(Records contained in a dataset)
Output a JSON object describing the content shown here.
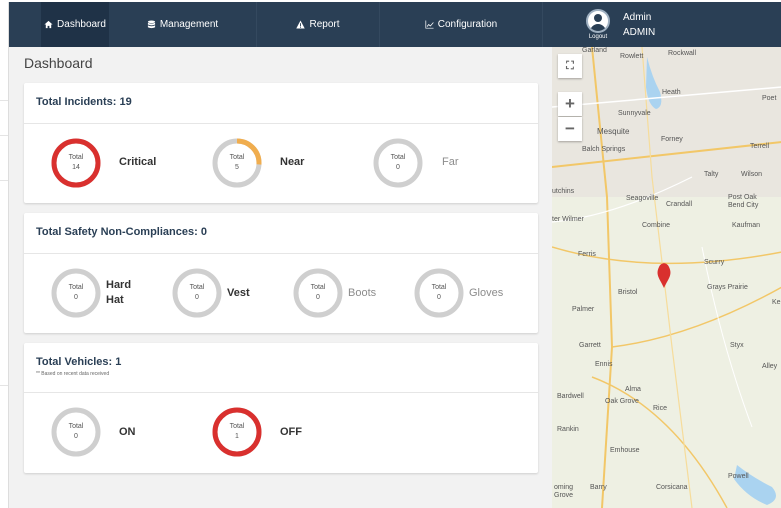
{
  "nav": {
    "items": [
      {
        "label": "Dashboard",
        "icon": "home-icon"
      },
      {
        "label": "Management",
        "icon": "database-icon"
      },
      {
        "label": "Report",
        "icon": "warning-icon"
      },
      {
        "label": "Configuration",
        "icon": "line-chart-icon"
      }
    ],
    "user": {
      "name": "Admin",
      "role": "ADMIN",
      "logout": "Logout"
    }
  },
  "page": {
    "title": "Dashboard"
  },
  "cards": {
    "incidents": {
      "title": "Total Incidents: 19",
      "gauges": [
        {
          "caption": "Total",
          "value": "14",
          "label": "Critical",
          "fraction": 1.0,
          "color": "#d9302e"
        },
        {
          "caption": "Total",
          "value": "5",
          "label": "Near",
          "fraction": 0.26,
          "color": "#f0ad4e"
        },
        {
          "caption": "Total",
          "value": "0",
          "label": "Far",
          "fraction": 0,
          "color": "#cccccc"
        }
      ]
    },
    "safety": {
      "title": "Total Safety Non-Compliances: 0",
      "gauges": [
        {
          "caption": "Total",
          "value": "0",
          "label_line1": "Hard",
          "label_line2": "Hat"
        },
        {
          "caption": "Total",
          "value": "0",
          "label": "Vest"
        },
        {
          "caption": "Total",
          "value": "0",
          "label": "Boots"
        },
        {
          "caption": "Total",
          "value": "0",
          "label": "Gloves"
        }
      ]
    },
    "vehicles": {
      "title": "Total Vehicles: 1",
      "note": "** Based on recent data received",
      "gauges": [
        {
          "caption": "Total",
          "value": "0",
          "label": "ON",
          "fraction": 0
        },
        {
          "caption": "Total",
          "value": "1",
          "label": "OFF",
          "fraction": 1.0,
          "color": "#d9302e"
        }
      ]
    }
  },
  "map": {
    "places": [
      "Garland",
      "Rowlett",
      "Rockwall",
      "Heath",
      "Poet",
      "Sunnyvale",
      "Mesquite",
      "Forney",
      "Terrell",
      "Balch Springs",
      "Talty",
      "Wilson",
      "Seagoville",
      "Crandall",
      "Post Oak Bend City",
      "Combine",
      "Kaufman",
      "Ferris",
      "Scurry",
      "Bristol",
      "Grays Prairie",
      "Palmer",
      "Garrett",
      "Styx",
      "Ennis",
      "Alma",
      "Bardwell",
      "Oak Grove",
      "Rice",
      "Rankin",
      "Emhouse",
      "Powell",
      "Barry",
      "Corsicana",
      "Grove",
      "Alley",
      "Hutchins",
      "Wilmer"
    ],
    "place_partials": [
      "utchins",
      "ter Wilmer",
      "Ke",
      "oming",
      "Alley",
      "Poet"
    ],
    "route_shields": [
      "276",
      "66",
      "205",
      "635",
      "175",
      "557",
      "20",
      "80",
      "34",
      "175",
      "45",
      "287",
      "34",
      "45",
      "31",
      "22"
    ],
    "controls": {
      "fullscreen": "fullscreen-icon",
      "zoom_in": "+",
      "zoom_out": "−"
    }
  }
}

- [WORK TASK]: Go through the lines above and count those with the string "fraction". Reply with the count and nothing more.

- [ANSWER SECTION]: 5